What is IB? International Baccalaureate is a framework for teaching the core curriculum. It focuses on teaching students to be life-long learners. It also encourages students to become internationally minded which means recognizing a common humanity and creating a better and more peaceful world. IB teaches students to develop a love for learning and how to find answers to their own questions, to do their own research and to "dig" deeper into classroom subjects. IB is very hands on and does not have a lot of worksheets and "busy work".
What does IB teach my child? The IB program focuses on the Learner Profile which has 10 attributes: Principled, Inquirer, Open-Minded, Communicator, Reflection, Knowledge, Balanced, Risk-Taker, Thinker, and Caring. There are 12 attitudes that help the student build their Learner Profile: Appreciation, Commitment, Creativity, Confidence, Curiosity, Cooperation, Empathy, Enthusiasm, Independence, Integrity, Respect, and Tolerance.
What can I do as a parent to reinforce IB? Be positive, encouraging and support learning. Ask your student questions and provide them with learning opportunities. Try to familiarize yourself with the IB program and use the language (especially the attitudes) in your home.
As part of the IB program, we encourage students to display the following attitudes:
Appreciation – appreciating the wonder and beauty of the world and its people.
We read Up the Learning Tree by Marcia Vaughan to introduce this attitude.
Commitment – being committed to the learning, persevering and showing self-discipline and responsibility.
We read The Story of Ruby Bridges by Robert Coles to introduce this attitude.
Confidence – feeling confident in their ability as learners, having the courage to take risks, applying what they have learned and making appropriate decisions and choices.
We read Dancing in the Wings by Debbie Allen to introduce this attitude.
Cooperation – cooperating, collaborating, and leading or following as the situation demands.
We read Click Clack Moo by Doreen Cronin to introduce this attitude.
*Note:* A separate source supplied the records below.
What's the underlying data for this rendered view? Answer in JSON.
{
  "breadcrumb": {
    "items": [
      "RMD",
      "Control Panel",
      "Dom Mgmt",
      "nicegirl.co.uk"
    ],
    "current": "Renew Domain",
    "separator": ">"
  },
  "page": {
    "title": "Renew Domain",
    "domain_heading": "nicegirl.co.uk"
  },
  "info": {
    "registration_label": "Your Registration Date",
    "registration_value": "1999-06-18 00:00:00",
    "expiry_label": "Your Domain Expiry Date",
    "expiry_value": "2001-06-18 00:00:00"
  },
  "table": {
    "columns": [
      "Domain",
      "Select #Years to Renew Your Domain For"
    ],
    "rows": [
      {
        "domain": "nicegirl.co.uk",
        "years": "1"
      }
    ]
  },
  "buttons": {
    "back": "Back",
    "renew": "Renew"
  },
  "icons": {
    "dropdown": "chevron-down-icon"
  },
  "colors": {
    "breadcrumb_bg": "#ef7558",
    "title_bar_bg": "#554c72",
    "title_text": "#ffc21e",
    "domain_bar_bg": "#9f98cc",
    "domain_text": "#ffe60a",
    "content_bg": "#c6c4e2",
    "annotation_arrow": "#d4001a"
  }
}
Creativity – being creative and imaginative in their thinking and in their approach to problems and dilemmas.
We read Freefall by David Weiner to introduce this attitude.
Curiosity – being curious about the nature of learning and of the world, its people and cultures.
We read Why Explore? by Susan Lendroth to introduce this attitude.
Empathy – imaginatively projecting themselves into another’s situation, in order to understand his/her thoughts, reasoning and emotions.
We read Cleversticks by Bernard Ashley to introduce this attitude.
Enthusiasm - enjoying learning.
We read The Night Before First Grade by Natasha Wing to introduce this attitude.
Independence – thinking and acting independently, making their own judgements based on reasoned principles and being able to defend their judgements.
We read I Can by Susan Winter to introduce this attitude.
Integrity – having integrity and a firm sense of fairness and honesty.
We read Pedrito’s Day by Luis Garay to introduce this attitude.
Respect – respecting themselves, others and the world around them.
We read The World Turns Round and Round by Nicki Weiss to introduce this attitude.
Tolerance – feeling sensitively towards differences and diversity in the world and being responsive to the needs of others.
We read Smoky Night by Eve Bunting to introduce this attitude.
IB Learner Profiles
We also aim to cultivate students who are:
Inquirers~ They develop their natural curiosity. They acquire the skills necessary to conduct inquiry and research and show independence in learning. They actively enjoy learning and this love of learning will be sustained throughout their lives.
Knowledgeable~ They explore concepts, ideas and issues that have local and global significance. In so doing, they acquire in-depth knowledge and develop understanding across a broad range of disciplines.
Thinkers~ They exercise initiative in applying thinking skills critically and creatively to recognize and approach complex problems, and make reasoned, ethical decisions.
Communicators~ They understand and express ideas and information confidently and creatively in more than one language and in a variety of modes of communication. They work effectively and willingly in collaboration with others.
Principled~ They act with integrity and honesty, with a strong sense of fairness, justice and respect for the dignity of the individual, groups and communities. They take responsibility for their own actions and the consequences that accompany them.
Open-minded~ They understand and appreciate their own cultures and personal histories, and are open to the perspectives, values and traditions of other individuals and communities. They are accustomed to seeking and evaluating a range of points of view, and are willing to grow from the experience.
Caring~ They show empathy, compassion and respect towards the needs and feelings of others. They have a personal commitment to service, and act to make a positive difference to the lives of others and to the environment.
Risk-takers~ They approach unfamiliar situations and uncertainty with courage and forethought, and have the independence of spirit to explore new roles, ideas and strategies. They are brave and articulate in defending their beliefs.
Balanced~ They understand the importance of intellectual, physical and emotional balance to achieve personal well-being for themselves and others.
Reflective~ They give thoughtful consideration to their own learning and experience. They are able to assess and understand their strengths and limitations in order to support their learning and personal development.